PROBLEM TO WORK ON: The lines below that include "author" are to be found and copied.

SOURCE MATERIAL:
┌──

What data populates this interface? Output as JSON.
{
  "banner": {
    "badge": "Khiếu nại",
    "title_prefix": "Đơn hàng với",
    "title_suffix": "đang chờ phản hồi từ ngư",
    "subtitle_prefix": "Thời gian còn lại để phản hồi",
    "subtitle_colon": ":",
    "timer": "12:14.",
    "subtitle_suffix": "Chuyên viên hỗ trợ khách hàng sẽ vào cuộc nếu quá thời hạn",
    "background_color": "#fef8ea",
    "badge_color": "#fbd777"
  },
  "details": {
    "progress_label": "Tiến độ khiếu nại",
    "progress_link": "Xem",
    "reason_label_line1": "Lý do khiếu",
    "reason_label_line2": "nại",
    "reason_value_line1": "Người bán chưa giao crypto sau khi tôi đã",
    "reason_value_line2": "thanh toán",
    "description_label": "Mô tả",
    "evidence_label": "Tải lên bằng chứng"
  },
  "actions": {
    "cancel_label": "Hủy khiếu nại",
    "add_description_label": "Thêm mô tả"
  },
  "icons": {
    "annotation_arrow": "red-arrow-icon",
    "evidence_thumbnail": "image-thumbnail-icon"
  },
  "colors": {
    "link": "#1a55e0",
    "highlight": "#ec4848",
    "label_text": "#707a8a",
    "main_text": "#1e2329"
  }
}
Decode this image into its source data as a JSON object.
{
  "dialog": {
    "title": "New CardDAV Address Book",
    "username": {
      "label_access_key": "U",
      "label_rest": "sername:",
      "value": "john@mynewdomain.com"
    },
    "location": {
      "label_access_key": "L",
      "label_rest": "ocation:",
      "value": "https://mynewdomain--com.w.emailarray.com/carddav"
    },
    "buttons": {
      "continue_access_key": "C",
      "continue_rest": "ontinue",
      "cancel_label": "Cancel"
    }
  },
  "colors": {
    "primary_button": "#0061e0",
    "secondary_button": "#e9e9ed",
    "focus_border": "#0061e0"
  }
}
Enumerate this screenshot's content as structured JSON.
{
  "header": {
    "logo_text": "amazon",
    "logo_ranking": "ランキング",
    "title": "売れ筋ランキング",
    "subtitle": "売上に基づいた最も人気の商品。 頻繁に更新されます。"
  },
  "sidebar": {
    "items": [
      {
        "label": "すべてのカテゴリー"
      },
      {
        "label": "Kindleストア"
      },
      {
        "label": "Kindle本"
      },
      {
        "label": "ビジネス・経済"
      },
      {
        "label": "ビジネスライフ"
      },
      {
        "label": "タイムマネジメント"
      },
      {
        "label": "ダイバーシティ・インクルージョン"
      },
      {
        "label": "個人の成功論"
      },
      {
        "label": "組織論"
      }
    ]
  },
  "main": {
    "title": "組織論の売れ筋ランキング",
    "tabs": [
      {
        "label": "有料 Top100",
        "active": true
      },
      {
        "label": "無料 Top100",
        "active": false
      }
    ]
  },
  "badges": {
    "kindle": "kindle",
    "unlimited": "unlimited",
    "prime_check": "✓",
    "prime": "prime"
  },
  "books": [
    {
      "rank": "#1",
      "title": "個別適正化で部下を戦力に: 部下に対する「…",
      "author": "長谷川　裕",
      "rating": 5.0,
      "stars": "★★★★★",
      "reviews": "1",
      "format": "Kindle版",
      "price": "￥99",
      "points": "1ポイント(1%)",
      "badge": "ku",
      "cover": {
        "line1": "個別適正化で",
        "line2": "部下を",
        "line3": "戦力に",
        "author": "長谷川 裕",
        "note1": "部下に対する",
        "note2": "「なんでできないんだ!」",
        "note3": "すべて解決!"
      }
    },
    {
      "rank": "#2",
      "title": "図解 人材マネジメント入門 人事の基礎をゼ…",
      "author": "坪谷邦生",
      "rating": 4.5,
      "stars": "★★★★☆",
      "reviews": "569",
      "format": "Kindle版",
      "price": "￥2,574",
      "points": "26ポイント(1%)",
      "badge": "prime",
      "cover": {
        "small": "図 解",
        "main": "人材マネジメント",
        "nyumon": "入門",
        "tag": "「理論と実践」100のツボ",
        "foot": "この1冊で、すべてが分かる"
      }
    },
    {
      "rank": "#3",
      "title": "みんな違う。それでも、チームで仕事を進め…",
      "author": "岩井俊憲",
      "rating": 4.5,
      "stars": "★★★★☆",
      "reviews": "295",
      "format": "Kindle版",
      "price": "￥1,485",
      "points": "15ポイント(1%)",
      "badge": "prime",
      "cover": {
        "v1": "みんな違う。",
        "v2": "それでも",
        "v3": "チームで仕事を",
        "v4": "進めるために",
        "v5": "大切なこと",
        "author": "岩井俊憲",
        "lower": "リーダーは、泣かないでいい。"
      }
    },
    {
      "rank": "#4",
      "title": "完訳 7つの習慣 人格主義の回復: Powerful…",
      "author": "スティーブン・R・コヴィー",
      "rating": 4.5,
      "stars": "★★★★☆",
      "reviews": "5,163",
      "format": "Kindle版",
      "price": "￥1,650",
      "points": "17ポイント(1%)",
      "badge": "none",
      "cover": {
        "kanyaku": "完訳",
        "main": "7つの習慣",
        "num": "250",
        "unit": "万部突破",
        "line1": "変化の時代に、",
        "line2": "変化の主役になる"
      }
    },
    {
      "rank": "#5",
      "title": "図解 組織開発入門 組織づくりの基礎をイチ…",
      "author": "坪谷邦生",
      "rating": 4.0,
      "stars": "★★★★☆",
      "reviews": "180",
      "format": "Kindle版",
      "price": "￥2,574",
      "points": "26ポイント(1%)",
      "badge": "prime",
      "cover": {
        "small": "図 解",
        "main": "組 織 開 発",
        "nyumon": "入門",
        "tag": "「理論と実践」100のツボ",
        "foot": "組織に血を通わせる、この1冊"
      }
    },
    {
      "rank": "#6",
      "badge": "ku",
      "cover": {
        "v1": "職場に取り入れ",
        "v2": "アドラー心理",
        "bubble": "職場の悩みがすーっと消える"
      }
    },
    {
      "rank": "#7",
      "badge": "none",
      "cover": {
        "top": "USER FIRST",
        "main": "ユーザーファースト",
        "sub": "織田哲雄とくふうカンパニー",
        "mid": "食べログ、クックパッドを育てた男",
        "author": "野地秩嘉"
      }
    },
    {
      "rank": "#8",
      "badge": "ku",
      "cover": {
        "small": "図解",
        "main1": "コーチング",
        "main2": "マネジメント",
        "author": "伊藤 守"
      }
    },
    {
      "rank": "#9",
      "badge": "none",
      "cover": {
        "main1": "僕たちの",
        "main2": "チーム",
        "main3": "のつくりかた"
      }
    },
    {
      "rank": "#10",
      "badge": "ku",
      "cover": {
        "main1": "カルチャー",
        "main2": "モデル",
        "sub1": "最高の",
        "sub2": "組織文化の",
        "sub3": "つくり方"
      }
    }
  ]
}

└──

SOLUTION TO THIS EXERCISE:
      "author": "長谷川　裕",
        "author": "長谷川 裕",
      "author": "坪谷邦生",
      "author": "岩井俊憲",
        "author": "岩井俊憲",
      "author": "スティーブン・R・コヴィー",
      "author": "坪谷邦生",
        "author": "野地秩嘉"
        "author": "伊藤 守"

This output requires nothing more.